I am enjoying the challenge of reading Andrew Murray’s book, “Abide in Christ.” Being that Murray lived from 1828-1917, one of the challenge is understanding the style in which the book was written. It has taken me a number of chapters to get the hang of it, sort of. But the biggest challenge has been trying to digest and apply what he presents. It’s a challenge but I must say that it has been one of the biggest blessings. I thank God for His leading to read this book. And I thank His Spirit for leading me to understanding. Thanks, Father!
As I read the chapter, “As Your Strength,” I could sense the Spirit of God trying to get through to my hard head and heart. Murray writes, “There is no truth more generally admitted among earnest Christians than that of their utter weakness.” I wholeheartedly concur. He continues, “There is no truth generally misunderstood and abused. Here, as elsewhere, God’s thoughts are heaven-high above man’s thoughts.” In now what is ancient vernacular, I declare, “True dat!” Then Murray issues the challenge: “The Christian often tries to forget his weakness; God wants us to remember it, to feel it deeply. The Christian wants to conquer his weakness and to be freed from it; God wants us to rest and even rejoice in it. The Christian mourns over his weakness; Christ teach His servant to say, “I take pleasure in infirmities. ‘Most gladly…will I…glory in my infirmities (2 Cor. 12:9).” The Christian thinks his weakness his greatest hindrance in the life and service of God’ God tells us that it is the secret of strength and success. It is our weakness, heartily accepted and continually realized, that gives us our claim and access to the strength of Him who has said, “My strength is made perfect in weakness” (2 Cor. 12:9). And there it is, laid bare before me in black and white, my struggle as an imperfect, under construction, follower of Christ.

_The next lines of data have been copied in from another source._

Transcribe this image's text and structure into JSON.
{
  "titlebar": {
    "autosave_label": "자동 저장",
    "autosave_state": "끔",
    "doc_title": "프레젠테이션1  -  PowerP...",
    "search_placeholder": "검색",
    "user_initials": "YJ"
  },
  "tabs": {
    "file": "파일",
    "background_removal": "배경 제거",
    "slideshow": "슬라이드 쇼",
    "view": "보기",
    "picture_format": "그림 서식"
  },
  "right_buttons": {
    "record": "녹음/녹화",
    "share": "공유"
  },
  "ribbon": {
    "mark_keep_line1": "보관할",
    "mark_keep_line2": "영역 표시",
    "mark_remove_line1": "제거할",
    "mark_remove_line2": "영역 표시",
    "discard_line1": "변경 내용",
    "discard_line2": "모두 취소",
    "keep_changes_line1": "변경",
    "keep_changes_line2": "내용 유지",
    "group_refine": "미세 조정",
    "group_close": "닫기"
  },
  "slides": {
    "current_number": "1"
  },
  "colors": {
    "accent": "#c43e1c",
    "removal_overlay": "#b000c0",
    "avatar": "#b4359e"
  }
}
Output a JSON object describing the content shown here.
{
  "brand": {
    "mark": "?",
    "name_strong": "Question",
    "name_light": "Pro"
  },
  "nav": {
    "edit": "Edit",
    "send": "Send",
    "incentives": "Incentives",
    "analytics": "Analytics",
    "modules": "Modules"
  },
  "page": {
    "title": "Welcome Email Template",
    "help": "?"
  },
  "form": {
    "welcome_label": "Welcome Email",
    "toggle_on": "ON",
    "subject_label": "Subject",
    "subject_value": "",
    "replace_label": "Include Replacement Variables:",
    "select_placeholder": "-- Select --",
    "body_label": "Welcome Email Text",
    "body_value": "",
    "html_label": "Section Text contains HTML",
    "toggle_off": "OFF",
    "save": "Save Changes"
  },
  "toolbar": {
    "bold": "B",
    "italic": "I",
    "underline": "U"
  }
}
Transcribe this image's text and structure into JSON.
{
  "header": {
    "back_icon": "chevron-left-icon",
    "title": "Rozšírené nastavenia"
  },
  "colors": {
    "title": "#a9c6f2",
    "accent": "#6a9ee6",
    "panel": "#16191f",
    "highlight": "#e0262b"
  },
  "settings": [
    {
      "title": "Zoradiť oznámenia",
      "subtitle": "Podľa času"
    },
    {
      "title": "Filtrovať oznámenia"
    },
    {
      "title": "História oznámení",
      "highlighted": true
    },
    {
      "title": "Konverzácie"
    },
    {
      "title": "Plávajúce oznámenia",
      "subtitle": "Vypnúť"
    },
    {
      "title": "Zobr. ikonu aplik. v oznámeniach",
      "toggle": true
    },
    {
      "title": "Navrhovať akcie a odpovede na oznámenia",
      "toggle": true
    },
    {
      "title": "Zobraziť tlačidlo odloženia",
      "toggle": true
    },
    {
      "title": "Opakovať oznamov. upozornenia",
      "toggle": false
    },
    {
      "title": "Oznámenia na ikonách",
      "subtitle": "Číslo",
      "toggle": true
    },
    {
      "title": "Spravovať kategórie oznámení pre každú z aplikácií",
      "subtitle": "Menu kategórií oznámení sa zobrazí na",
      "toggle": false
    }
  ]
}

I confess that weakness has not been a quality that I have strived for. Weakness is, well, weak! Strength! Resolve! Steely determination! Toughing it out! Shaking it off! Now that seems more attractive to me. But what I realize now more than ever is that mentality has caused me more grief and has caused me to drift away from God too often than I care to remember or confess. It has probably been one of my greatest hindrances to truly abiding in Christ.
“… My grace is all you need. My power works best in weakness…” 2 Cor. 12:9
As much as I am embarrassed to say, too often my attitude has been, “Hey God, look at what I am doing for you. Look at how hard I am working. Look at what I am trying to accomplish for you. Look how strong I am. Look how much faith I have!” Murray reminds me, and it’s something I know full well, that my attitude should be, “Father, I need You. Apart from you I can do nothing. There’s so much I feel You calling me to step into, and I can’t do it on my own. I really need you. Your power works best in weakness.” True faith is found in my weakness, not in my strength. When I can see things for what they truly are and see me for who I truly am, that I am weak, it leads me to exercise faith to trust God for the help I need. It leads me to humble myself and exercise faith that it is God’s strength and His power that I need. That I cannot do anything on my own. That is true faith. And that is true strength.
I want to see and experience the power of God in greater ways. I want what Murray describes, “It is in the power of the omnipotent Savior that the believer must find his strength for life and for work.” I am understanding more fully that abiding in Christ means admitting my weakness and trusting in God’s omnipotence for everything. And the truth is, as I get older, my weakness is more and more apparent and so is my need for God’s power! Hmm, a benefit of getting old. Imagine that!